> **Prompt**: Go through the data below and copy each line where the word "true" occurs.

----

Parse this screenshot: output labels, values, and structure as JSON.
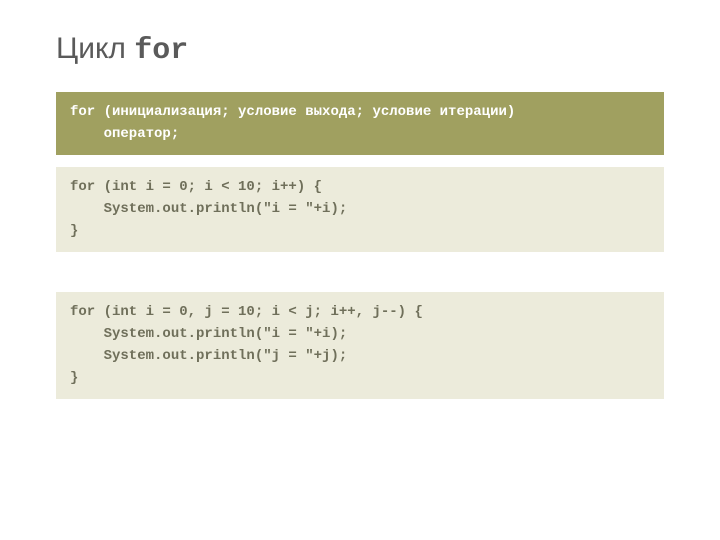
{
  "title": {
    "word": "Цикл ",
    "keyword": "for"
  },
  "boxes": {
    "syntax": "for (инициализация; условие выхода; условие итерации)\n    оператор;",
    "example1": "for (int i = 0; i < 10; i++) {\n    System.out.println(\"i = \"+i);\n}",
    "example2": "for (int i = 0, j = 10; i < j; i++, j--) {\n    System.out.println(\"i = \"+i);\n    System.out.println(\"j = \"+j);\n}"
  }
}
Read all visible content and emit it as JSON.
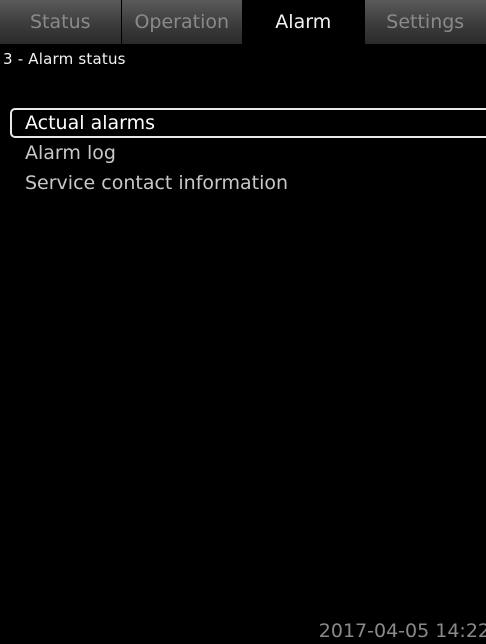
{
  "tabs": [
    {
      "label": "Status",
      "active": false
    },
    {
      "label": "Operation",
      "active": false
    },
    {
      "label": "Alarm",
      "active": true
    },
    {
      "label": "Settings",
      "active": false
    }
  ],
  "breadcrumb": "3 - Alarm status",
  "menu": {
    "items": [
      {
        "label": "Actual alarms",
        "selected": true
      },
      {
        "label": "Alarm log",
        "selected": false
      },
      {
        "label": "Service contact information",
        "selected": false
      }
    ]
  },
  "footer": {
    "timestamp": "2017-04-05 14:22"
  }
}
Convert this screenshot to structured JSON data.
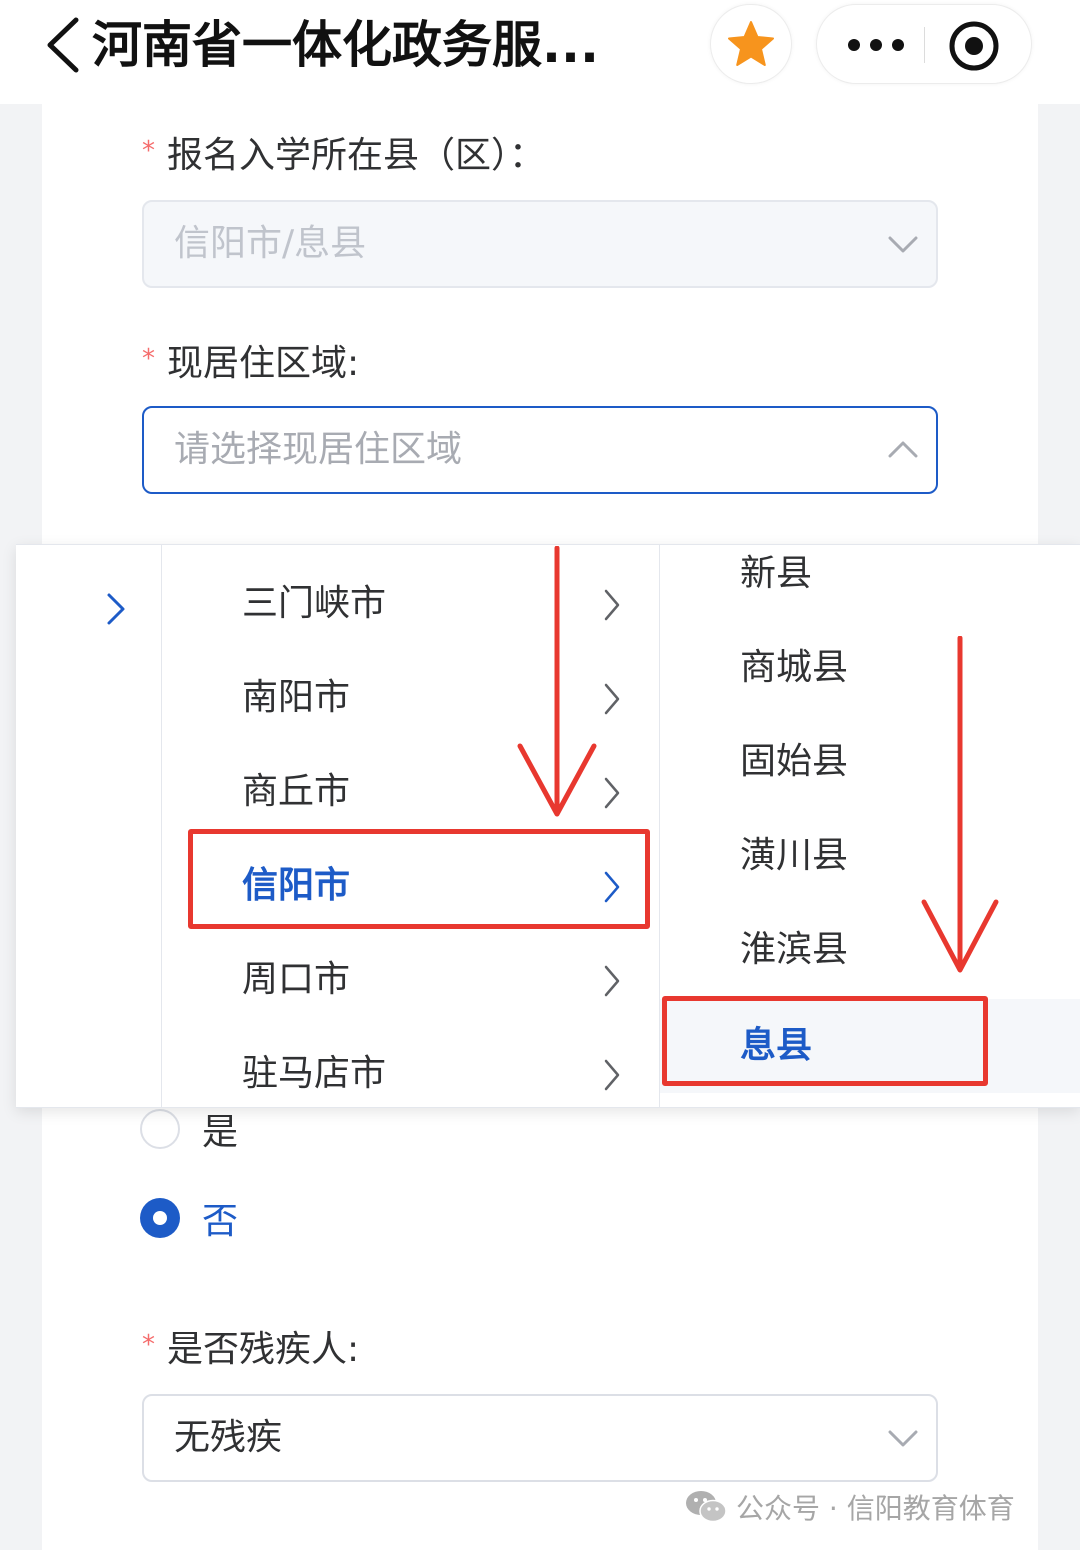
{
  "navbar": {
    "title": "河南省一体化政务服...",
    "icons": {
      "back": "chevron-left-icon",
      "favorite": "star-icon",
      "more": "more-dots-icon",
      "close": "record-circle-icon"
    },
    "star_color": "#f7941d"
  },
  "form": {
    "enroll_county": {
      "label": "报名入学所在县（区）：",
      "value": "信阳市/息县",
      "disabled": true
    },
    "residence_area": {
      "label": "现居住区域:",
      "placeholder": "请选择现居住区域",
      "open": true
    },
    "radio_group": {
      "options": [
        {
          "label": "是",
          "checked": false
        },
        {
          "label": "否",
          "checked": true
        }
      ]
    },
    "disability": {
      "label": "是否残疾人:",
      "value": "无残疾"
    },
    "required_mark": "*"
  },
  "cascader": {
    "cities": [
      {
        "label": "三门峡市",
        "selected": false
      },
      {
        "label": "南阳市",
        "selected": false
      },
      {
        "label": "商丘市",
        "selected": false
      },
      {
        "label": "信阳市",
        "selected": true
      },
      {
        "label": "周口市",
        "selected": false
      },
      {
        "label": "驻马店市",
        "selected": false
      }
    ],
    "counties": [
      {
        "label": "新县",
        "selected": false
      },
      {
        "label": "商城县",
        "selected": false
      },
      {
        "label": "固始县",
        "selected": false
      },
      {
        "label": "潢川县",
        "selected": false
      },
      {
        "label": "淮滨县",
        "selected": false
      },
      {
        "label": "息县",
        "selected": true
      }
    ]
  },
  "watermark": {
    "text": "公众号 · 信阳教育体育",
    "icon": "wechat-icon"
  },
  "colors": {
    "accent": "#1d5bc7",
    "annotation_red": "#e8382f",
    "required_red": "#f56c6c"
  }
}
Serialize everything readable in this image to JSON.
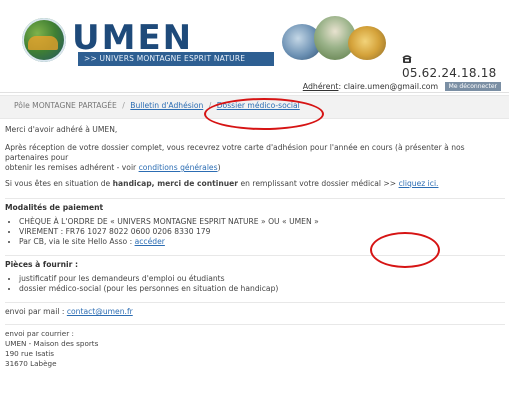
{
  "header": {
    "brand": "UMEN",
    "brand_sub": ">> UNIVERS MONTAGNE ESPRIT NATURE",
    "phone": "05.62.24.18.18"
  },
  "account": {
    "member_label": "Adhérent",
    "email": "claire.umen@gmail.com",
    "logout": "Me déconnecter"
  },
  "breadcrumb": {
    "item1": "Pôle MONTAGNE PARTAGÉE",
    "item2": "Bulletin d'Adhésion",
    "item3": "Dossier médico-social"
  },
  "content": {
    "greeting": "Merci d'avoir adhéré à UMEN,",
    "intro_1": "Après réception de votre dossier complet, vous recevrez votre carte d'adhésion pour l'année en cours (à présenter à nos partenaires pour",
    "intro_2": "obtenir les remises adhérent - voir ",
    "intro_link": "conditions générales",
    "intro_end": ")",
    "handicap_pre": "Si vous êtes en situation de ",
    "handicap_bold": "handicap, merci de continuer",
    "handicap_post": " en remplissant votre dossier médical >> ",
    "handicap_link": "cliquez ici.",
    "payment_heading": "Modalités de paiement",
    "payment_items": [
      "CHÈQUE À L'ORDRE DE « UNIVERS MONTAGNE ESPRIT NATURE » OU « UMEN »",
      "VIREMENT : FR76 1027 8022 0600 0206 8330 179"
    ],
    "payment_cb_pre": "Par CB, via le site Hello Asso : ",
    "payment_cb_link": "accéder",
    "docs_heading": "Pièces à fournir :",
    "docs_items": [
      "justificatif pour les demandeurs d'emploi ou étudiants",
      "dossier médico-social (pour les personnes en situation de handicap)"
    ],
    "mail_pre": "envoi par mail : ",
    "mail_link": "contact@umen.fr",
    "post_lines": [
      "envoi par courrier :",
      "UMEN - Maison des sports",
      "190 rue Isatis",
      "31670 Labège"
    ]
  },
  "colors": {
    "brand_blue": "#1e4a7a",
    "link_blue": "#2c6db3",
    "annotation_red": "#d61414"
  },
  "icons": {
    "phone": "phone-icon",
    "logo": "mountain-logo-icon"
  }
}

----

> **Result below**:
      "active": true
        "selected": true
      "disabled": true
      "open": true
          "checked": true
        "selected": true
        "selected": true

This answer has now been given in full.